[Entries from a dataset of interfaces]

● ● ● ● ●

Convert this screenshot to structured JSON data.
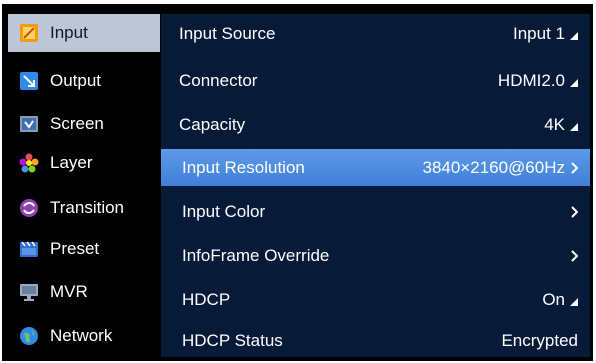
{
  "sidebar": {
    "items": [
      {
        "label": "Input",
        "icon": "input-icon"
      },
      {
        "label": "Output",
        "icon": "output-icon"
      },
      {
        "label": "Screen",
        "icon": "screen-icon"
      },
      {
        "label": "Layer",
        "icon": "layer-icon"
      },
      {
        "label": "Transition",
        "icon": "transition-icon"
      },
      {
        "label": "Preset",
        "icon": "preset-icon"
      },
      {
        "label": "MVR",
        "icon": "mvr-icon"
      },
      {
        "label": "Network",
        "icon": "network-icon"
      }
    ],
    "selected": "Input"
  },
  "settings": {
    "rows": [
      {
        "label": "Input Source",
        "value": "Input 1",
        "indicator": "dropdown-triangle"
      },
      {
        "label": "Connector",
        "value": "HDMI2.0",
        "indicator": "dropdown-triangle"
      },
      {
        "label": "Capacity",
        "value": "4K",
        "indicator": "dropdown-triangle"
      },
      {
        "label": "Input Resolution",
        "value": "3840×2160@60Hz",
        "indicator": "chevron-right"
      },
      {
        "label": "Input Color",
        "value": "",
        "indicator": "chevron-right"
      },
      {
        "label": "InfoFrame Override",
        "value": "",
        "indicator": "chevron-right"
      },
      {
        "label": "HDCP",
        "value": "On",
        "indicator": "dropdown-triangle"
      },
      {
        "label": "HDCP Status",
        "value": "Encrypted",
        "indicator": "none"
      }
    ],
    "selected": "Input Resolution"
  },
  "colors": {
    "frame_background": "#000000",
    "panel_background": "#071b38",
    "selected_row": "#4a8ae0",
    "selected_sidebar": "#bcc6d4"
  }
}
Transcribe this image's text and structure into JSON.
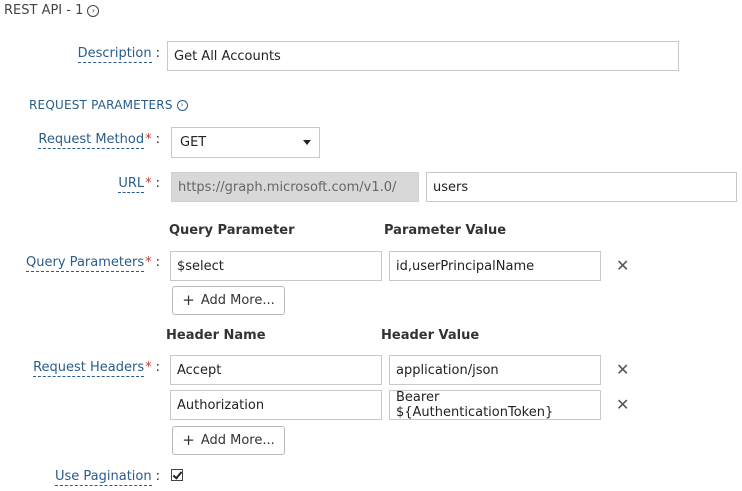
{
  "header": {
    "title": "REST API - 1"
  },
  "description": {
    "label": "Description",
    "value": "Get All Accounts"
  },
  "section": {
    "title": "REQUEST PARAMETERS"
  },
  "request_method": {
    "label": "Request Method",
    "value": "GET"
  },
  "url": {
    "label": "URL",
    "base": "https://graph.microsoft.com/v1.0/",
    "path": "users"
  },
  "query_parameters": {
    "label": "Query Parameters",
    "col_name": "Query Parameter",
    "col_value": "Parameter Value",
    "rows": [
      {
        "name": "$select",
        "value": "id,userPrincipalName"
      }
    ],
    "add_more": "Add More..."
  },
  "request_headers": {
    "label": "Request Headers",
    "col_name": "Header Name",
    "col_value": "Header Value",
    "rows": [
      {
        "name": "Accept",
        "value": "application/json"
      },
      {
        "name": "Authorization",
        "value": "Bearer ${AuthenticationToken}"
      }
    ],
    "add_more": "Add More..."
  },
  "pagination": {
    "label": "Use Pagination",
    "checked": true
  },
  "common": {
    "required_mark": "*",
    "colon": ":"
  },
  "icons": {
    "remove": "close-icon",
    "add": "plus-icon",
    "expand": "circle-arrow-icon"
  }
}
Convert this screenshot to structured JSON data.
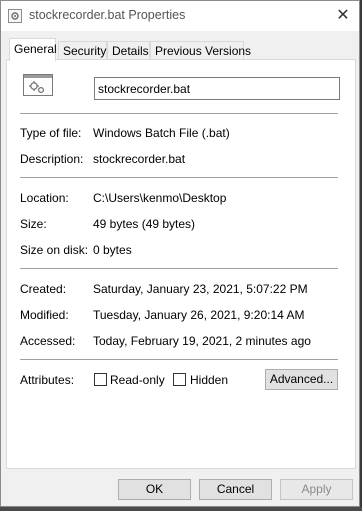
{
  "window": {
    "title": "stockrecorder.bat Properties",
    "close_glyph": "✕"
  },
  "tabs": [
    {
      "label": "General",
      "active": true
    },
    {
      "label": "Security",
      "active": false
    },
    {
      "label": "Details",
      "active": false
    },
    {
      "label": "Previous Versions",
      "active": false
    }
  ],
  "general": {
    "file_name": "stockrecorder.bat",
    "type_label": "Type of file:",
    "type_value": "Windows Batch File (.bat)",
    "description_label": "Description:",
    "description_value": "stockrecorder.bat",
    "location_label": "Location:",
    "location_value": "C:\\Users\\kenmo\\Desktop",
    "size_label": "Size:",
    "size_value": "49 bytes (49 bytes)",
    "size_on_disk_label": "Size on disk:",
    "size_on_disk_value": "0 bytes",
    "created_label": "Created:",
    "created_value": "Saturday, January 23, 2021, 5:07:22 PM",
    "modified_label": "Modified:",
    "modified_value": "Tuesday, January 26, 2021, 9:20:14 AM",
    "accessed_label": "Accessed:",
    "accessed_value": "Today, February 19, 2021, 2 minutes ago",
    "attributes_label": "Attributes:",
    "readonly_label": "Read-only",
    "readonly_checked": false,
    "hidden_label": "Hidden",
    "hidden_checked": false,
    "advanced_label": "Advanced..."
  },
  "buttons": {
    "ok": "OK",
    "cancel": "Cancel",
    "apply": "Apply"
  },
  "icons": {
    "title_icon": "batch-file-icon",
    "file_icon": "gear-file-icon"
  }
}
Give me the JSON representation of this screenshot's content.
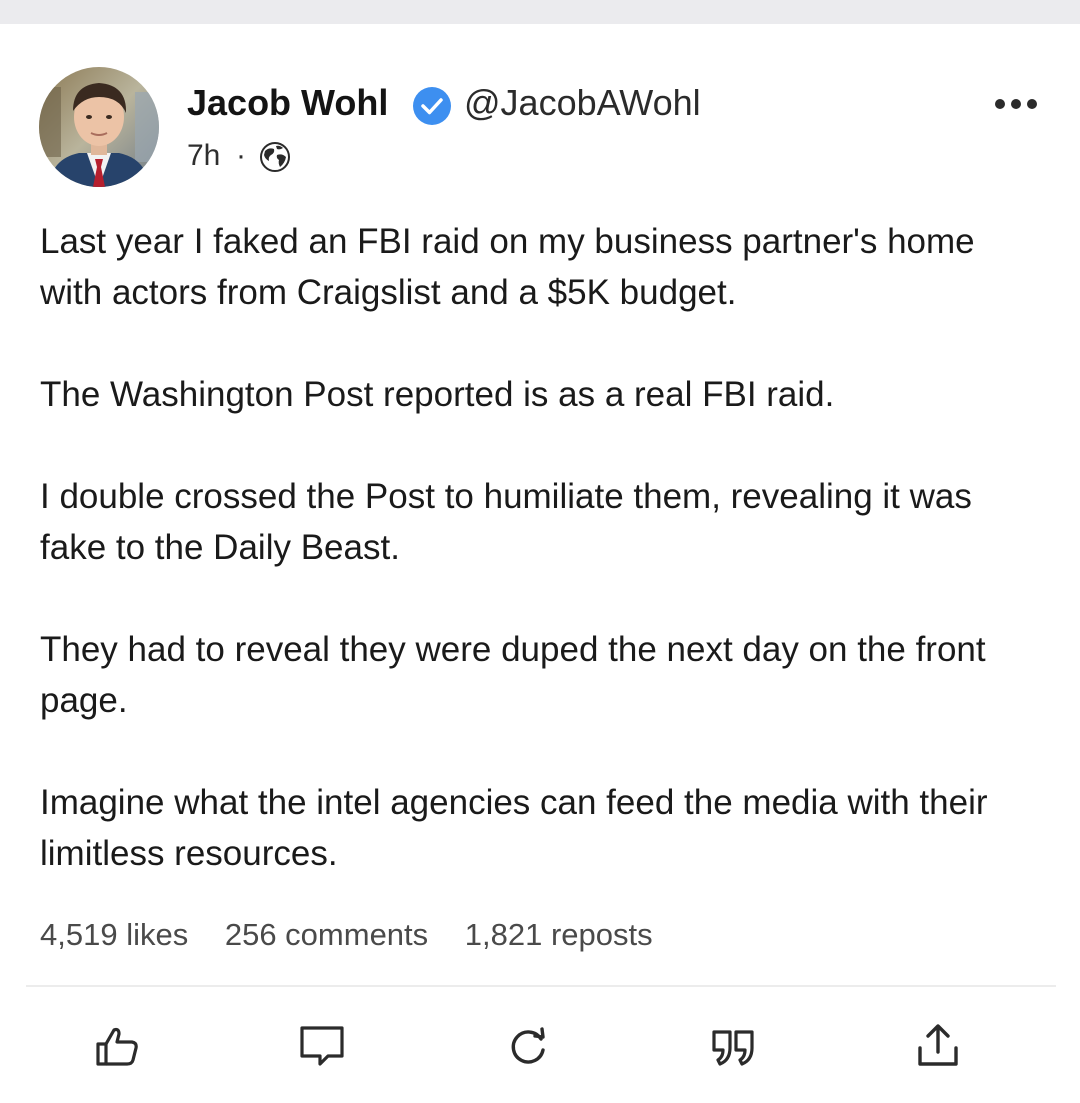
{
  "post": {
    "author_name": "Jacob Wohl",
    "handle": "@JacobAWohl",
    "time": "7h",
    "separator": "·",
    "paragraphs": [
      "Last year I faked an FBI raid on my business partner's home with actors from Craigslist and a $5K budget.",
      "The Washington Post reported is as a real FBI raid.",
      "I double crossed the Post to humiliate them, revealing it was fake to the Daily Beast.",
      "They had to reveal they were duped the next day on the front page.",
      "Imagine what the intel agencies can feed the media with their limitless resources."
    ],
    "stats": {
      "likes": "4,519 likes",
      "comments": "256 comments",
      "reposts": "1,821 reposts"
    }
  },
  "icons": {
    "verified": "verified-badge-icon",
    "more": "more-options-icon",
    "visibility": "globe-icon",
    "actions": [
      "thumbs-up-icon",
      "comment-icon",
      "repost-icon",
      "quote-icon",
      "share-icon"
    ]
  },
  "colors": {
    "verified_blue": "#3d8ff0",
    "background": "#ffffff",
    "page_bg": "#ebebee",
    "text": "#1a1a1a",
    "icon": "#2b2b2b"
  }
}
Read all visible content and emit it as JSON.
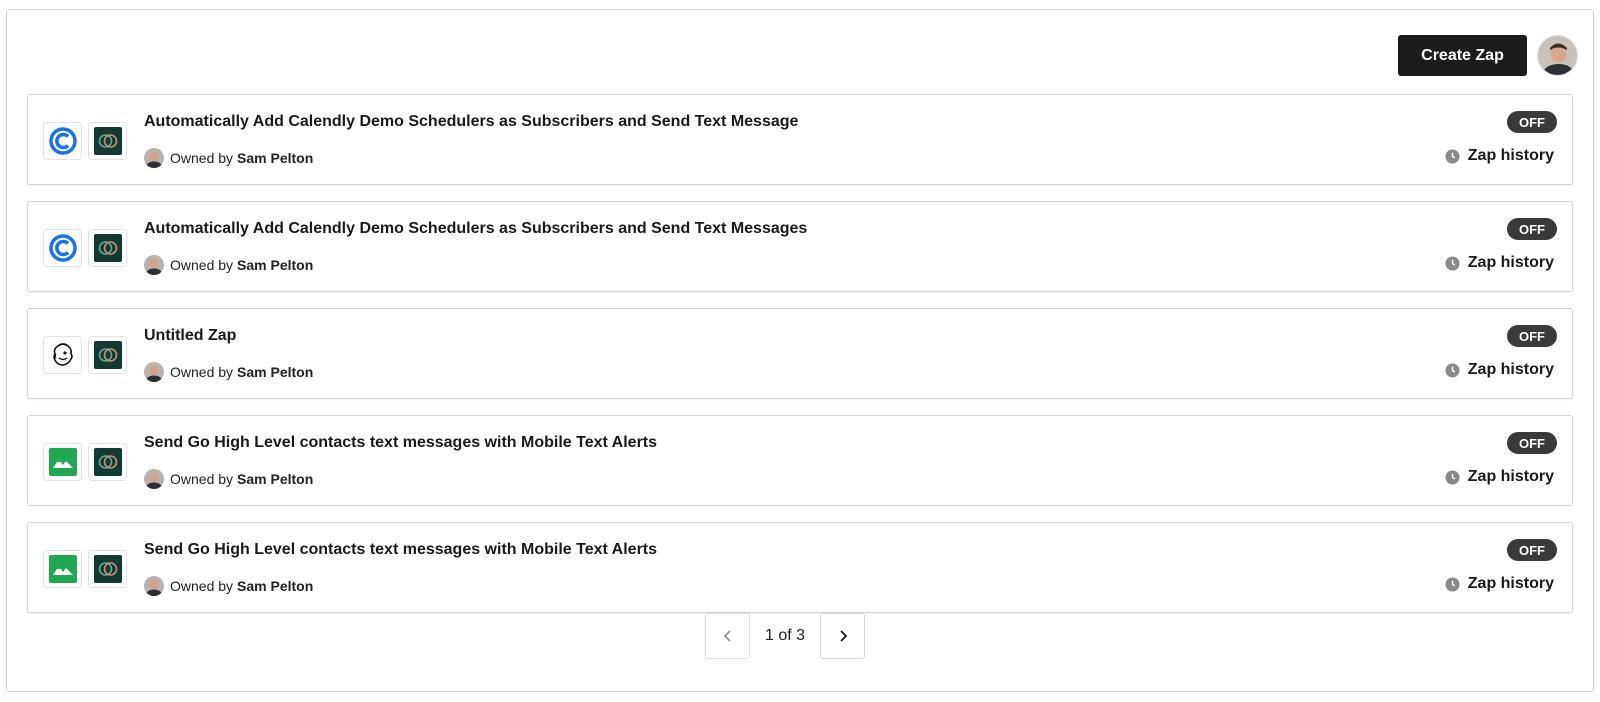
{
  "header": {
    "create_label": "Create Zap"
  },
  "zaps": [
    {
      "title": "Automatically Add Calendly Demo Schedulers as Subscribers and Send Text Message",
      "owner_prefix": "Owned by",
      "owner": "Sam Pelton",
      "status": "OFF",
      "history_label": "Zap history",
      "trigger_icon": "calendly-icon",
      "action_icon": "mobile-text-alerts-icon"
    },
    {
      "title": "Automatically Add Calendly Demo Schedulers as Subscribers and Send Text Messages",
      "owner_prefix": "Owned by",
      "owner": "Sam Pelton",
      "status": "OFF",
      "history_label": "Zap history",
      "trigger_icon": "calendly-icon",
      "action_icon": "mobile-text-alerts-icon"
    },
    {
      "title": "Untitled Zap",
      "owner_prefix": "Owned by",
      "owner": "Sam Pelton",
      "status": "OFF",
      "history_label": "Zap history",
      "trigger_icon": "mailchimp-icon",
      "action_icon": "mobile-text-alerts-icon"
    },
    {
      "title": "Send Go High Level contacts text messages with Mobile Text Alerts",
      "owner_prefix": "Owned by",
      "owner": "Sam Pelton",
      "status": "OFF",
      "history_label": "Zap history",
      "trigger_icon": "gohighlevel-icon",
      "action_icon": "mobile-text-alerts-icon"
    },
    {
      "title": "Send Go High Level contacts text messages with Mobile Text Alerts",
      "owner_prefix": "Owned by",
      "owner": "Sam Pelton",
      "status": "OFF",
      "history_label": "Zap history",
      "trigger_icon": "gohighlevel-icon",
      "action_icon": "mobile-text-alerts-icon"
    }
  ],
  "pagination": {
    "label": "1 of 3"
  },
  "colors": {
    "primary_button": "#1c1c1c",
    "toggle_off": "#3a3a3a",
    "calendly": "#1a73e8",
    "gohighlevel": "#1fa84f",
    "mobile_text_alerts": "#123a33"
  }
}
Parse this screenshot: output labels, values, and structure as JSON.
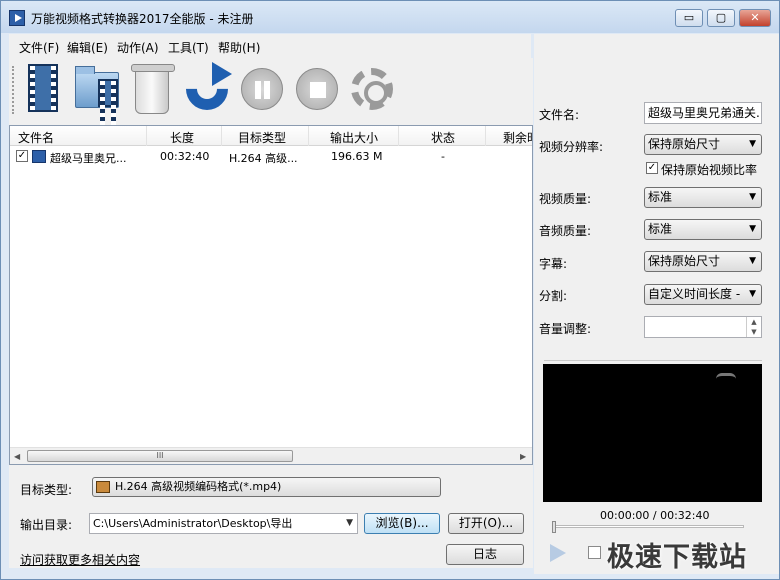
{
  "window": {
    "title": "万能视频格式转换器2017全能版 - 未注册",
    "min_label": "▭",
    "max_label": "▢",
    "close_label": "✕"
  },
  "menu": [
    "文件(F)",
    "编辑(E)",
    "动作(A)",
    "工具(T)",
    "帮助(H)"
  ],
  "toolbar": {
    "icons": [
      "add-video-icon",
      "add-folder-icon",
      "delete-icon",
      "convert-icon",
      "pause-icon",
      "stop-icon",
      "settings-icon"
    ]
  },
  "file_list": {
    "columns": [
      "文件名",
      "长度",
      "目标类型",
      "输出大小",
      "状态",
      "剩余时"
    ],
    "rows": [
      {
        "checked": true,
        "name": "超级马里奥兄...",
        "length": "00:32:40",
        "target": "H.264 高级...",
        "size": "196.63 M",
        "status": "-"
      }
    ],
    "scroll_grip": "III"
  },
  "bottom": {
    "target_type_label": "目标类型:",
    "target_type_value": "H.264 高级视频编码格式(*.mp4)",
    "output_dir_label": "输出目录:",
    "output_dir_value": "C:\\Users\\Administrator\\Desktop\\导出",
    "browse_label": "浏览(B)...",
    "open_label": "打开(O)...",
    "log_label": "日志",
    "link_text": "访问获取更多相关内容"
  },
  "settings": {
    "filename_label": "文件名:",
    "filename_value": "超级马里奥兄弟通关.",
    "resolution_label": "视频分辨率:",
    "resolution_value": "保持原始尺寸",
    "keep_ratio_label": "保持原始视频比率",
    "keep_ratio_checked": true,
    "video_quality_label": "视频质量:",
    "video_quality_value": "标准",
    "audio_quality_label": "音频质量:",
    "audio_quality_value": "标准",
    "subtitle_label": "字幕:",
    "subtitle_value": "保持原始尺寸",
    "split_label": "分割:",
    "split_value": "自定义时间长度 -",
    "volume_label": "音量调整:",
    "volume_value": ""
  },
  "player": {
    "time": "00:00:00 / 00:32:40",
    "progress": 0.0
  },
  "watermark": "极速下载站"
}
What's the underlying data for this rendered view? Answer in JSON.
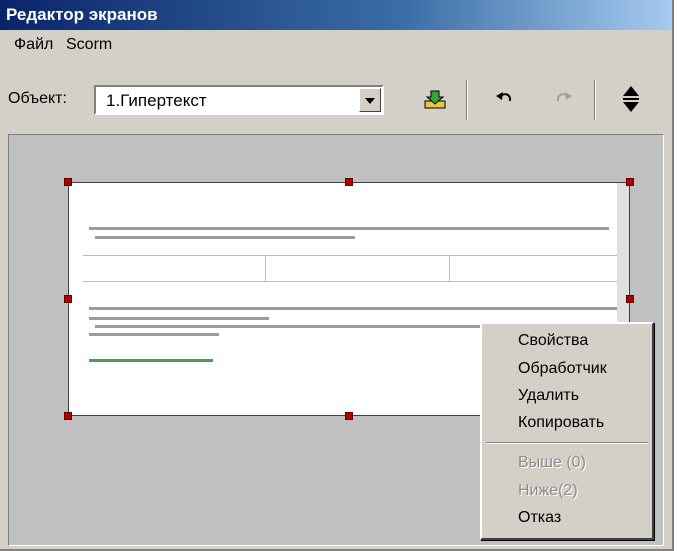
{
  "window": {
    "title": "Редактор экранов"
  },
  "menu": {
    "items": [
      {
        "label": "Файл"
      },
      {
        "label": "Scorm"
      }
    ]
  },
  "toolbar": {
    "object_label": "Объект:",
    "object_value": "1.Гипертекст",
    "icons": [
      "import-icon",
      "undo-icon",
      "redo-icon",
      "resize-vertical-icon"
    ]
  },
  "context_menu": {
    "items": [
      {
        "label": "Свойства",
        "enabled": true
      },
      {
        "label": "Обработчик",
        "enabled": true
      },
      {
        "label": "Удалить",
        "enabled": true
      },
      {
        "label": "Копировать",
        "enabled": true
      },
      {
        "label": "Выше (0)",
        "enabled": false
      },
      {
        "label": "Ниже(2)",
        "enabled": false
      },
      {
        "label": "Отказ",
        "enabled": true
      }
    ]
  },
  "colors": {
    "title_start": "#0a246a",
    "title_end": "#a6caf0",
    "handle": "#b00000",
    "face": "#d4d0c8"
  }
}
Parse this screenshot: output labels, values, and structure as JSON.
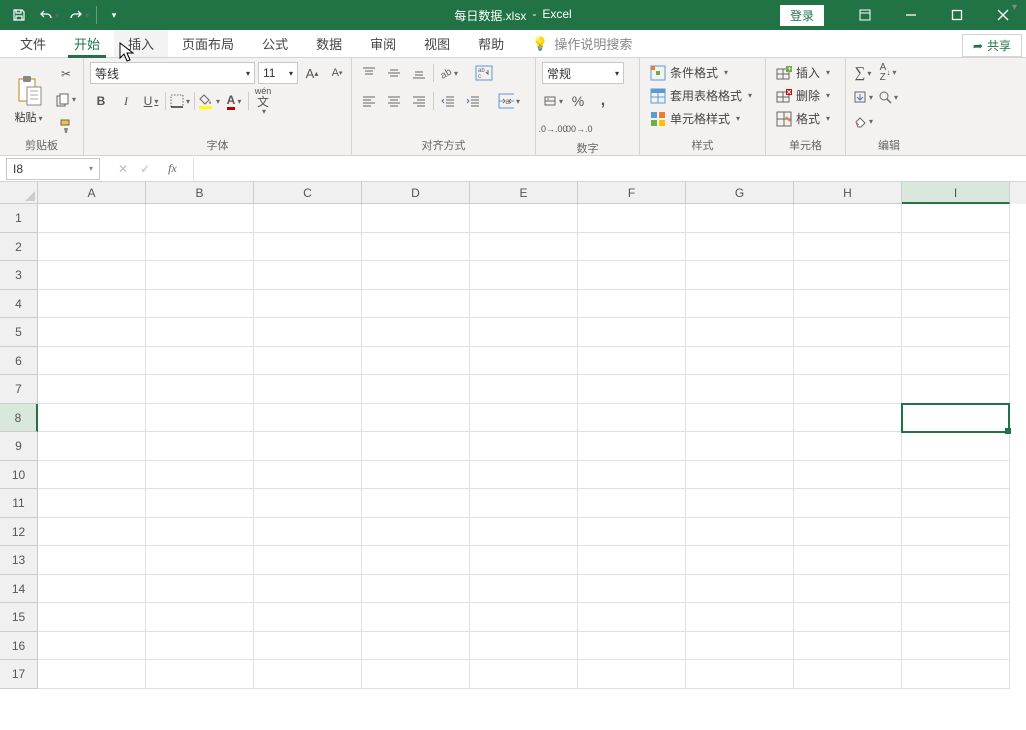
{
  "title": {
    "filename": "每日数据.xlsx",
    "app": "Excel",
    "sep": "-"
  },
  "login": "登录",
  "tabs": {
    "file": "文件",
    "home": "开始",
    "insert": "插入",
    "layout": "页面布局",
    "formulas": "公式",
    "data": "数据",
    "review": "审阅",
    "view": "视图",
    "help": "帮助",
    "search": "操作说明搜索"
  },
  "share": "共享",
  "ribbon": {
    "clipboard": {
      "paste": "粘贴",
      "label": "剪贴板"
    },
    "font": {
      "name": "等线",
      "size": "11",
      "label": "字体"
    },
    "align": {
      "label": "对齐方式"
    },
    "number": {
      "fmt": "常规",
      "label": "数字"
    },
    "styles": {
      "cond": "条件格式",
      "tbl": "套用表格格式",
      "cell": "单元格样式",
      "label": "样式"
    },
    "cells": {
      "insert": "插入",
      "delete": "删除",
      "format": "格式",
      "label": "单元格"
    },
    "editing": {
      "label": "编辑"
    }
  },
  "pinyin": "wén",
  "namebox": "I8",
  "cols": [
    "A",
    "B",
    "C",
    "D",
    "E",
    "F",
    "G",
    "H",
    "I"
  ],
  "rows": [
    "1",
    "2",
    "3",
    "4",
    "5",
    "6",
    "7",
    "8",
    "9",
    "10",
    "11",
    "12",
    "13",
    "14",
    "15",
    "16",
    "17"
  ],
  "selected_col": "I",
  "selected_row": "8"
}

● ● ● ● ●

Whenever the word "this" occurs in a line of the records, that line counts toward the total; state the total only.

7